US8092738Jun 19, 2007Jan 10, 2012Magna Closures Inc.Method for molding an integral joint
US8756765Dec 27, 2011Jun 24, 2014Magna Closures Inc.Molded integral joint
Classifications
U.S. Classification264/242, 264/254, 224/281, 264/255, 264/264
International ClassificationB60N3/10, B29C45/16
Cooperative ClassificationB60N3/102, B29C2045/1601, B29C45/16, B60N3/107, B60N3/101, B60N3/106, B29C45/14754
European ClassificationB60N3/10S2, B60N3/10B, B29C45/16, B60N3/10S4, B60N3/10C, B29C45/14P
Legal Events
DateCodeEventDescription
Dec 19, 2006FPExpired due to failure to pay maintenance fee
Effective date: 20061022
Oct 23, 2006LAPSLapse for failure to pay maintenance fees
Aug 28, 2006ASAssignment
Owner name: VENTURE LENDING & LEASING IV, INC., CALIFORNIA
Free format text: SECURITY AGREEMENT;ASSIGNOR:CASPIAN NETWORKS, INC.;REEL/FRAME:018243/0363
Effective date: 20060621
May 10, 2006REMIMaintenance fee reminder mailed
Apr 25, 2005ASAssignment
Owner name: CASPIAN NETWORKS, INC., CALIFORNIA
Free format text: REASSIGNMENT AND RELEASE OF SECURITY INTEREST;ASSIGNOR:PRESIDIO MANAGEMENT GROUP VIII, L.L.C. AS COLLATERAL AGENT;REEL/FRAME:015942/0272
Effective date: 20050415
Owner name: CASPIAN NETWORKS, INC. 170 BAYTECH DRIVESAN JOSE,
Free format text: REASSIGNMENT AND RELEASE OF SECURITY INTEREST;ASSIGNOR:PRESIDIO MANAGEMENT GROUP VIII, L.L.C. AS COLLATERAL AGENT /AR;REEL/FRAME:015942/0272
Jul 13, 2004ASAssignment
Owner name: PRESIDIO MANAGEMENT GROUP VIII, L.L.C., CALIFORNIA

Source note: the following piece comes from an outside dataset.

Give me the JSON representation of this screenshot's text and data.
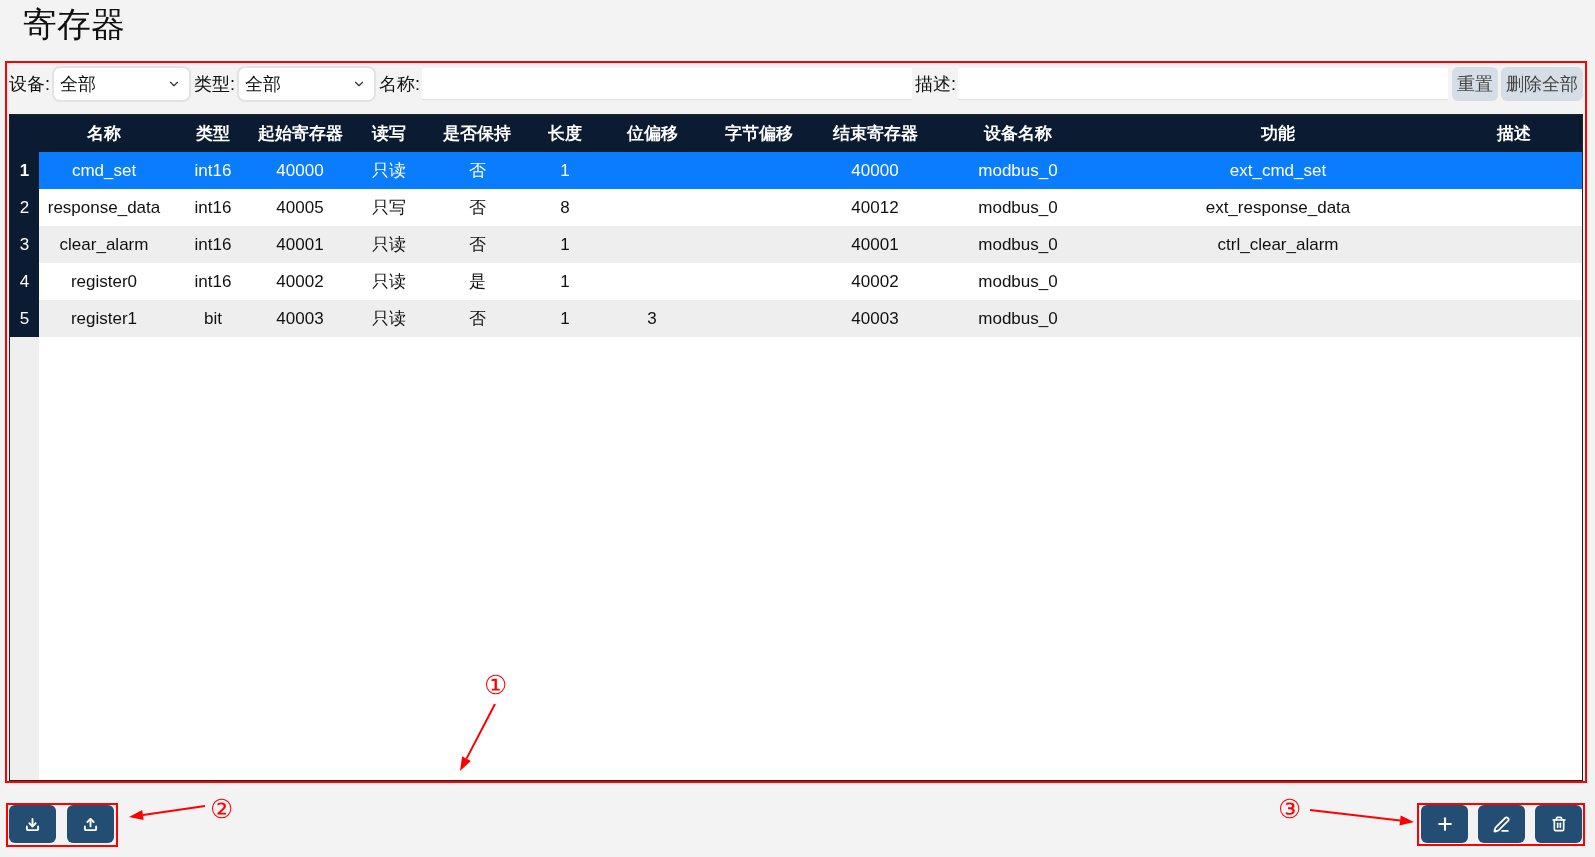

Free format text: SECURITY AGREEMENT;ASSIGNOR:CASPIAN NETWORKS, INC.;REEL/FRAME:014873/0496
Effective date: 20040713
Owner name: PRESIDIO MANAGEMENT GROUP VIII, L.L.C. 2735 SAND H
Free format text: SECURITY AGREEMENT;ASSIGNOR:CASPIAN NETWORKS, INC. /AR;REEL/FRAME:014873/0496
Feb 26, 2001ASAssignment
Owner name: LEAR CORPORATION, MICHIGAN
Free format text: ASSIGNMENT OF ASSIGNORS INTEREST;ASSIGNORS:CORRION, DEAN;DAVIS, JOSEPH JR.;PALAZZOLO, JACK S.;AND OTHERS;REEL/FRAME:011550/0369;SIGNING DATES FROM 20010111 TO 20010220
Owner name: LEAR CORPORATION 21557 TELEGRAPH ROAD SOUTHFIELD M
Owner name: LEAR CORPORATION 21557 TELEGRAPH ROADSOUTHFIELD, M
Free format text: ASSIGNMENT OF ASSIGNORS INTEREST;ASSIGNORS:CORRION, DEAN /AR;REEL/FRAME:011550/0369;SIGNING DATES FROM 20010111 TO 20010220